“The citizens of Aalst have suffered grotesque accusations,” the mayor said in a press release sent to TV Oost Nieuws, according to Belga news agency.
“We are neither anti-Semitic nor racist. All those who support this are acting in bad faith. Aalst will always remain the capital of mockery and satire,” he said.
– ‘Defiant and mocking’ –
The head of the Brussels-based European Jewish Association, Rabbi Menachem Margolin, said Aalst officials were “jumping before they were pushed,” and said the mayor “has consistently remained defiant and mocking.”
UNESCO said in March it would be “vigilant and uncompromising regarding such occurrences” and expectations were high that the carnival was to be pulled from the list at the Bogota meeting.
A statement released by the meeting in Bogota announcing the decision said “UNESCO is faithful to its founding principles of dignity, equality and mutual respect among peoples and condemns all forms of racism, anti-Semitism and xenophobia.”
Audrey Azoulay, UNESCO’s director-general, said earlier this week that the UN’s cultural body “had to be vigilant and firm about the excesses of a festival classified as a World Heritage Site and which flouts its basic values.”
“It is not the first time that these racist and anti-Semitic floats have marched in this festival,” she added.
This was an allusion to the 2013 edition when a float depicted a Flemish nationalist party leader as a Nazi SS officer looking to deport Belgian French-speakers.
Irina Bukova, then head of UNESCO, denounced “an insult to the memory of the six million Jews who died in the Holocaust”.

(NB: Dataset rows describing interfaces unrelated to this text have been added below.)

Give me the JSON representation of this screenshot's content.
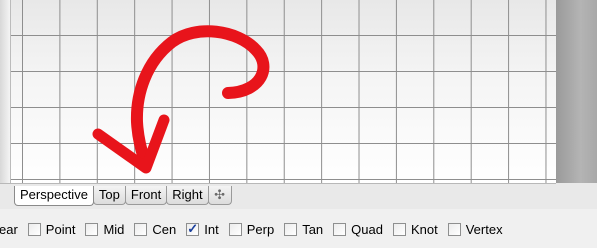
{
  "viewport": {
    "annotation": {
      "stroke_color": "#e8141b"
    }
  },
  "tabs": [
    {
      "label": "Perspective",
      "active": true
    },
    {
      "label": "Top",
      "active": false
    },
    {
      "label": "Front",
      "active": false
    },
    {
      "label": "Right",
      "active": false
    }
  ],
  "add_tab_label": "✣",
  "osnap": {
    "truncated_label": "ear",
    "items": [
      {
        "label": "Point",
        "checked": false
      },
      {
        "label": "Mid",
        "checked": false
      },
      {
        "label": "Cen",
        "checked": false
      },
      {
        "label": "Int",
        "checked": true,
        "check_glyph": "✓"
      },
      {
        "label": "Perp",
        "checked": false
      },
      {
        "label": "Tan",
        "checked": false
      },
      {
        "label": "Quad",
        "checked": false
      },
      {
        "label": "Knot",
        "checked": false
      },
      {
        "label": "Vertex",
        "checked": false
      }
    ]
  }
}
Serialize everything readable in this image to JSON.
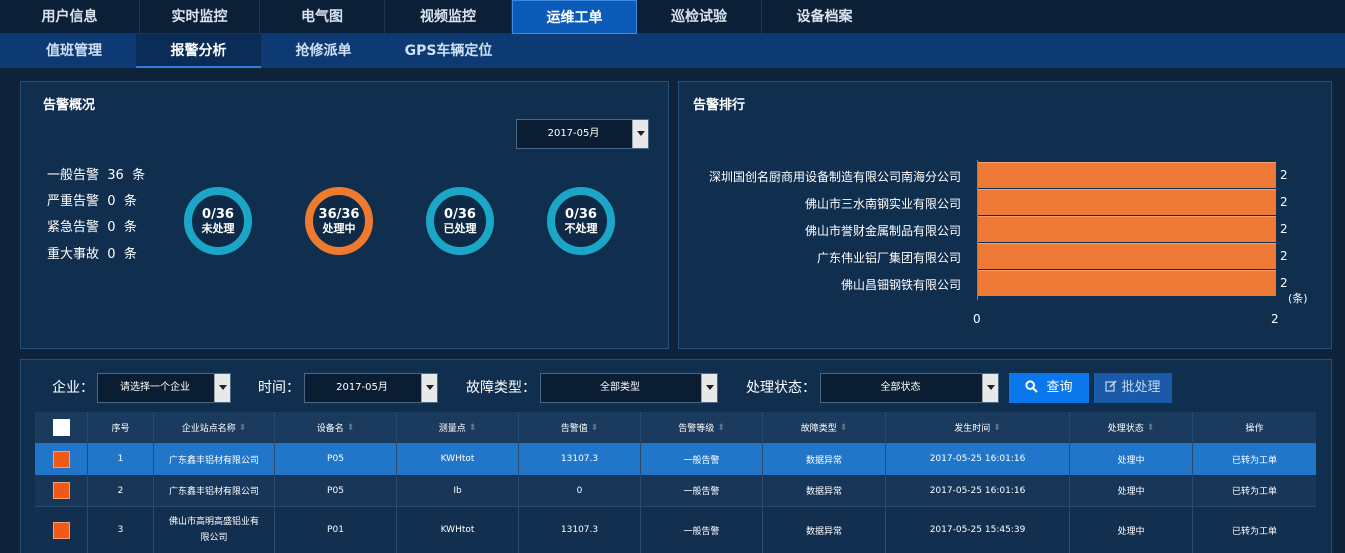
{
  "top_nav": [
    "用户信息",
    "实时监控",
    "电气图",
    "视频监控",
    "运维工单",
    "巡检试验",
    "设备档案"
  ],
  "top_nav_active": "运维工单",
  "sub_nav": [
    "值班管理",
    "报警分析",
    "抢修派单",
    "GPS车辆定位"
  ],
  "sub_nav_active": "报警分析",
  "overview": {
    "title": "告警概况",
    "month": "2017-05月",
    "alarm_counts": [
      {
        "label": "一般告警",
        "count": "36",
        "unit": "条"
      },
      {
        "label": "严重告警",
        "count": "0",
        "unit": "条"
      },
      {
        "label": "紧急告警",
        "count": "0",
        "unit": "条"
      },
      {
        "label": "重大事故",
        "count": "0",
        "unit": "条"
      }
    ],
    "rings": [
      {
        "frac": "0/36",
        "label": "未处理",
        "color": "#1ba6c7"
      },
      {
        "frac": "36/36",
        "label": "处理中",
        "color": "#ee7a2d"
      },
      {
        "frac": "0/36",
        "label": "已处理",
        "color": "#1ba6c7"
      },
      {
        "frac": "0/36",
        "label": "不处理",
        "color": "#1ba6c7"
      }
    ]
  },
  "ranking": {
    "title": "告警排行",
    "chart_data": {
      "type": "bar",
      "orientation": "horizontal",
      "categories": [
        "深圳国创名厨商用设备制造有限公司南海分公司",
        "佛山市三水南钢实业有限公司",
        "佛山市誉财金属制品有限公司",
        "广东伟业铝厂集团有限公司",
        "佛山昌钿钢铁有限公司"
      ],
      "values": [
        2,
        2,
        2,
        2,
        2
      ],
      "unit": "(条)",
      "xlim": [
        0,
        2
      ],
      "x_ticks": [
        "0",
        "2"
      ],
      "color": "#ee7a36"
    }
  },
  "filters": {
    "company_label": "企业：",
    "company_value": "请选择一个企业",
    "time_label": "时间：",
    "time_value": "2017-05月",
    "fault_label": "故障类型：",
    "fault_value": "全部类型",
    "status_label": "处理状态：",
    "status_value": "全部状态",
    "query_button": "查询",
    "batch_button": "批处理"
  },
  "table": {
    "headers": [
      "序号",
      "企业站点名称",
      "设备名",
      "测量点",
      "告警值",
      "告警等级",
      "故障类型",
      "发生时间",
      "处理状态",
      "操作"
    ],
    "rows": [
      {
        "no": "1",
        "site": "广东鑫丰铝材有限公司",
        "device": "P05",
        "point": "KWHtot",
        "value": "13107.3",
        "level": "一般告警",
        "fault": "数据异常",
        "time": "2017-05-25 16:01:16",
        "status": "处理中",
        "op": "已转为工单"
      },
      {
        "no": "2",
        "site": "广东鑫丰铝材有限公司",
        "device": "P05",
        "point": "Ib",
        "value": "0",
        "level": "一般告警",
        "fault": "数据异常",
        "time": "2017-05-25 16:01:16",
        "status": "处理中",
        "op": "已转为工单"
      },
      {
        "no": "3",
        "site": "佛山市高明高盛铝业有限公司",
        "device": "P01",
        "point": "KWHtot",
        "value": "13107.3",
        "level": "一般告警",
        "fault": "数据异常",
        "time": "2017-05-25 15:45:39",
        "status": "处理中",
        "op": "已转为工单"
      }
    ]
  }
}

Since a 1972 convention, UNESCO has classified the world’s most historically and culturally significant sites, but now also has the authority to protect the “intangible heritage of humanity”.